** LISTED ENTRIES follows **

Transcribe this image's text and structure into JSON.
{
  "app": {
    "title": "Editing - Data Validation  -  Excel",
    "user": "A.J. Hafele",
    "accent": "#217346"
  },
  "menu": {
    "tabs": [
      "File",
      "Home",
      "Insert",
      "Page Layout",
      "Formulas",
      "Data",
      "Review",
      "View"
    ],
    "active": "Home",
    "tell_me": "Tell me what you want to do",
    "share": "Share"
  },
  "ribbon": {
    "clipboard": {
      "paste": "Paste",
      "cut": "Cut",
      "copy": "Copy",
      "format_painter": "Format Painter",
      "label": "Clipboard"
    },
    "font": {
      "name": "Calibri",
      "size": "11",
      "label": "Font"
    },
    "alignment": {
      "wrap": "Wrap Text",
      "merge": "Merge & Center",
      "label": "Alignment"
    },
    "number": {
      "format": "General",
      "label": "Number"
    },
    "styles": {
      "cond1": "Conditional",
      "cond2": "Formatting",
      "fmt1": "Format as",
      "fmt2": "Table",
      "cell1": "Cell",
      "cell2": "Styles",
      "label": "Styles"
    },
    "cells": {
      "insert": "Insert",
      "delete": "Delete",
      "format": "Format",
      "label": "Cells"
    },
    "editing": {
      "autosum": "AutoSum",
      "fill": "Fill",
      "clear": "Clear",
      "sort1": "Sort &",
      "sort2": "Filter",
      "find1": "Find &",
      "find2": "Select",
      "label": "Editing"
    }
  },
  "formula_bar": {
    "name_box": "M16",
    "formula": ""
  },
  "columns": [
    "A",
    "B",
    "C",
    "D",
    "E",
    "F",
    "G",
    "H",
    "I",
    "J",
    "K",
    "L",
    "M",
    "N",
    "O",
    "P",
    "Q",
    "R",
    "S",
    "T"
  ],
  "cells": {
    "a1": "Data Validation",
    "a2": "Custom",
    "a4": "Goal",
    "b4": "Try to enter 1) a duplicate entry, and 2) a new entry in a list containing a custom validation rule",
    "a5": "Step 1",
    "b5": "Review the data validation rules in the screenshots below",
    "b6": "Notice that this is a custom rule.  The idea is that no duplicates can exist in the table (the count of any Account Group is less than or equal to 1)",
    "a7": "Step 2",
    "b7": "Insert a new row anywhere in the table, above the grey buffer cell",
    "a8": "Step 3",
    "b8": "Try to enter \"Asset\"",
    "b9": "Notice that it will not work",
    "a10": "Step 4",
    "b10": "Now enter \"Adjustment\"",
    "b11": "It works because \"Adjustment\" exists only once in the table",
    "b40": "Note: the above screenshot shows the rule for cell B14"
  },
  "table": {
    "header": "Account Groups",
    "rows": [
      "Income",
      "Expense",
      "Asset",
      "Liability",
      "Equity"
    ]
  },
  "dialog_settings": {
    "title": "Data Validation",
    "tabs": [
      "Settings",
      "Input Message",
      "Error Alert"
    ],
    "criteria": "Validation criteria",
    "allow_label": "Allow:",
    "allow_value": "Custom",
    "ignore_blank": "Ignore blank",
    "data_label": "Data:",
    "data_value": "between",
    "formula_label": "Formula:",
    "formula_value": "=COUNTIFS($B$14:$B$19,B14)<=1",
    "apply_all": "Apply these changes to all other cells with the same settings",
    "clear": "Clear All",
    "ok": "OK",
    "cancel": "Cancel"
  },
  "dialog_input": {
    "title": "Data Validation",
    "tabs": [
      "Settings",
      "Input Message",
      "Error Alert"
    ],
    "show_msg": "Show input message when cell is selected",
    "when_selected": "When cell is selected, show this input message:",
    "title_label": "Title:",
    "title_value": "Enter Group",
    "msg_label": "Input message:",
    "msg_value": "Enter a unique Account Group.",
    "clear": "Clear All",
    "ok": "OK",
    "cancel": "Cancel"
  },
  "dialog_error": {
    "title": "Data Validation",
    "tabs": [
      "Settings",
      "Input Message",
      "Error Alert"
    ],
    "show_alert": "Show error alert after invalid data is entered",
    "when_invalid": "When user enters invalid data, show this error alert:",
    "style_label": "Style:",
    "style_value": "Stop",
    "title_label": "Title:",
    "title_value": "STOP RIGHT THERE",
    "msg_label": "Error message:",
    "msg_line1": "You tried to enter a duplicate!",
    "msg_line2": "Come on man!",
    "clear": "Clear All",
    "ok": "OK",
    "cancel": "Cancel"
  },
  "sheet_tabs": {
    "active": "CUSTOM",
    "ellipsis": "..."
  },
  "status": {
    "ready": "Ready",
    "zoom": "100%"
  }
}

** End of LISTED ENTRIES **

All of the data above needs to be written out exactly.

Transcribe this image's text and structure into JSON.
{
  "app": {
    "title": "Editing - Data Validation  -  Excel",
    "user": "A.J. Hafele",
    "accent": "#217346"
  },
  "menu": {
    "tabs": [
      "File",
      "Home",
      "Insert",
      "Page Layout",
      "Formulas",
      "Data",
      "Review",
      "View"
    ],
    "active": "Home",
    "tell_me": "Tell me what you want to do",
    "share": "Share"
  },
  "ribbon": {
    "clipboard": {
      "paste": "Paste",
      "cut": "Cut",
      "copy": "Copy",
      "format_painter": "Format Painter",
      "label": "Clipboard"
    },
    "font": {
      "name": "Calibri",
      "size": "11",
      "label": "Font"
    },
    "alignment": {
      "wrap": "Wrap Text",
      "merge": "Merge & Center",
      "label": "Alignment"
    },
    "number": {
      "format": "General",
      "label": "Number"
    },
    "styles": {
      "cond1": "Conditional",
      "cond2": "Formatting",
      "fmt1": "Format as",
      "fmt2": "Table",
      "cell1": "Cell",
      "cell2": "Styles",
      "label": "Styles"
    },
    "cells": {
      "insert": "Insert",
      "delete": "Delete",
      "format": "Format",
      "label": "Cells"
    },
    "editing": {
      "autosum": "AutoSum",
      "fill": "Fill",
      "clear": "Clear",
      "sort1": "Sort &",
      "sort2": "Filter",
      "find1": "Find &",
      "find2": "Select",
      "label": "Editing"
    }
  },
  "formula_bar": {
    "name_box": "M16",
    "formula": ""
  },
  "columns": [
    "A",
    "B",
    "C",
    "D",
    "E",
    "F",
    "G",
    "H",
    "I",
    "J",
    "K",
    "L",
    "M",
    "N",
    "O",
    "P",
    "Q",
    "R",
    "S",
    "T"
  ],
  "cells": {
    "a1": "Data Validation",
    "a2": "Custom",
    "a4": "Goal",
    "b4": "Try to enter 1) a duplicate entry, and 2) a new entry in a list containing a custom validation rule",
    "a5": "Step 1",
    "b5": "Review the data validation rules in the screenshots below",
    "b6": "Notice that this is a custom rule.  The idea is that no duplicates can exist in the table (the count of any Account Group is less than or equal to 1)",
    "a7": "Step 2",
    "b7": "Insert a new row anywhere in the table, above the grey buffer cell",
    "a8": "Step 3",
    "b8": "Try to enter \"Asset\"",
    "b9": "Notice that it will not work",
    "a10": "Step 4",
    "b10": "Now enter \"Adjustment\"",
    "b11": "It works because \"Adjustment\" exists only once in the table",
    "b40": "Note: the above screenshot shows the rule for cell B14"
  },
  "table": {
    "header": "Account Groups",
    "rows": [
      "Income",
      "Expense",
      "Asset",
      "Liability",
      "Equity"
    ]
  },
  "dialog_settings": {
    "title": "Data Validation",
    "tabs": [
      "Settings",
      "Input Message",
      "Error Alert"
    ],
    "criteria": "Validation criteria",
    "allow_label": "Allow:",
    "allow_value": "Custom",
    "ignore_blank": "Ignore blank",
    "data_label": "Data:",
    "data_value": "between",
    "formula_label": "Formula:",
    "formula_value": "=COUNTIFS($B$14:$B$19,B14)<=1",
    "apply_all": "Apply these changes to all other cells with the same settings",
    "clear": "Clear All",
    "ok": "OK",
    "cancel": "Cancel"
  },
  "dialog_input": {
    "title": "Data Validation",
    "tabs": [
      "Settings",
      "Input Message",
      "Error Alert"
    ],
    "show_msg": "Show input message when cell is selected",
    "when_selected": "When cell is selected, show this input message:",
    "title_label": "Title:",
    "title_value": "Enter Group",
    "msg_label": "Input message:",
    "msg_value": "Enter a unique Account Group.",
    "clear": "Clear All",
    "ok": "OK",
    "cancel": "Cancel"
  },
  "dialog_error": {
    "title": "Data Validation",
    "tabs": [
      "Settings",
      "Input Message",
      "Error Alert"
    ],
    "show_alert": "Show error alert after invalid data is entered",
    "when_invalid": "When user enters invalid data, show this error alert:",
    "style_label": "Style:",
    "style_value": "Stop",
    "title_label": "Title:",
    "title_value": "STOP RIGHT THERE",
    "msg_label": "Error message:",
    "msg_line1": "You tried to enter a duplicate!",
    "msg_line2": "Come on man!",
    "clear": "Clear All",
    "ok": "OK",
    "cancel": "Cancel"
  },
  "sheet_tabs": {
    "active": "CUSTOM",
    "ellipsis": "..."
  },
  "status": {
    "ready": "Ready",
    "zoom": "100%"
  }
}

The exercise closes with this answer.